- Poor lead quality - Lead quality in the contact center realm typically refers to the probability that a lead will actually pick up the phone where called. Leads that are cold calls will most definitely have a poorer quality that leads that get generated via a website form, as an example. If your list of leads is simply not getting you the results you want, retiring the list and removing the leads from the campaign is a viable option.
- Dialing intervals - Some contact centers have rules in place regarding when to dial leads. A major example is having lists of leads that you may only want to dial for a calendar month. In this case, the monthly leads get loaded into the dialer and the contact center agents dial as they normally would. At the end of the month, these lists of leads are retired in favour of a new batch of monthly leads. Rinse and repeat as needed.

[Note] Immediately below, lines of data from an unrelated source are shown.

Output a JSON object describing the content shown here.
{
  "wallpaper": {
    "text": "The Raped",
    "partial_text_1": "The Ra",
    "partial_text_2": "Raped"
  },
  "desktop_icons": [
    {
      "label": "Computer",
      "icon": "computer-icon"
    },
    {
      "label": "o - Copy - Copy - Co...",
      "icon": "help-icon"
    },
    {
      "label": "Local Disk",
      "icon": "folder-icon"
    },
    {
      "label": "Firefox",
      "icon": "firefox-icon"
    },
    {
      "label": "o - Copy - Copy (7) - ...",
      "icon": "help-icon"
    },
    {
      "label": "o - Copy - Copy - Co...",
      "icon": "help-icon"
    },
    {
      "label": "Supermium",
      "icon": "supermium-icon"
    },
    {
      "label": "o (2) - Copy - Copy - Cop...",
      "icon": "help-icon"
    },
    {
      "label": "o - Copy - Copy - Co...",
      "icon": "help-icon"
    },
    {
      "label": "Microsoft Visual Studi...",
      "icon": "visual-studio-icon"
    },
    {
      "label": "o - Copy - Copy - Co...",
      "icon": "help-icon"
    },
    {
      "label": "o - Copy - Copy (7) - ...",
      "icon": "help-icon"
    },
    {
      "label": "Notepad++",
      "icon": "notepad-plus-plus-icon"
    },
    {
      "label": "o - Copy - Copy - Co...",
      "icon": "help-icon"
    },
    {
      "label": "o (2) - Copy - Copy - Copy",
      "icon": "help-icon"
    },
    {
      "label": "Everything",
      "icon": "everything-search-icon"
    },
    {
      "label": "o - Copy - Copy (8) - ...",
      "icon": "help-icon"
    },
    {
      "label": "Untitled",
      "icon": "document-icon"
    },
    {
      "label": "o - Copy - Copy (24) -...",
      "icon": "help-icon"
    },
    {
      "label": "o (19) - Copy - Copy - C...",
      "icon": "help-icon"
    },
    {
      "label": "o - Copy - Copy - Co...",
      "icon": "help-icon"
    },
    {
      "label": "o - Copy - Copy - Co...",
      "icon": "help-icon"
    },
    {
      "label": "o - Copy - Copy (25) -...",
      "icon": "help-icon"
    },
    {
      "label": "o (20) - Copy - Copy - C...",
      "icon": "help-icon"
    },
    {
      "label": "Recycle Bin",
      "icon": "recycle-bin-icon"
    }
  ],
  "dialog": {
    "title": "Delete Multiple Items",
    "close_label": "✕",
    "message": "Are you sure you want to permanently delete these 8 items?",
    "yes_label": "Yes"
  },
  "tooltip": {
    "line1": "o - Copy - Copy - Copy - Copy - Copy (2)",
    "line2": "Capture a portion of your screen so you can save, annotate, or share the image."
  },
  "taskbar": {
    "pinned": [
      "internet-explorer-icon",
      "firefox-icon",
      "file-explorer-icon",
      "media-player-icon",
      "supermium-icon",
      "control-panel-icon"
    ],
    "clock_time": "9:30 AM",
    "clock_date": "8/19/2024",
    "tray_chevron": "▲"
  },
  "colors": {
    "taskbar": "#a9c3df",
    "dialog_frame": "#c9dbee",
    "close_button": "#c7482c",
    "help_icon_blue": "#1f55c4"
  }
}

- Max call/dial count - Business and legal rules can also have a huge impact on retiring leads. Let's say for example that the US state that you are calling into only allows a contact center to call a specific phone number 5 times, before legal action could be taken. Nobody wants a potential customer to sue them, so lead checking can be put in place to validate if the lead has reached these limits. If the lead has, the Q-Suite has the ability to retire the lead automatically.
As stated above, retiring isn't an awful thing and some people even think of it as one of best things to ever happen to them (my father comes to mind here). Apply that line of thinking to your contact center, and perhaps your leads will thank you...somehow. As a parting gift, here's David Letterman's final Top 10 segment. Julia Louis-Dreyfus has the best one.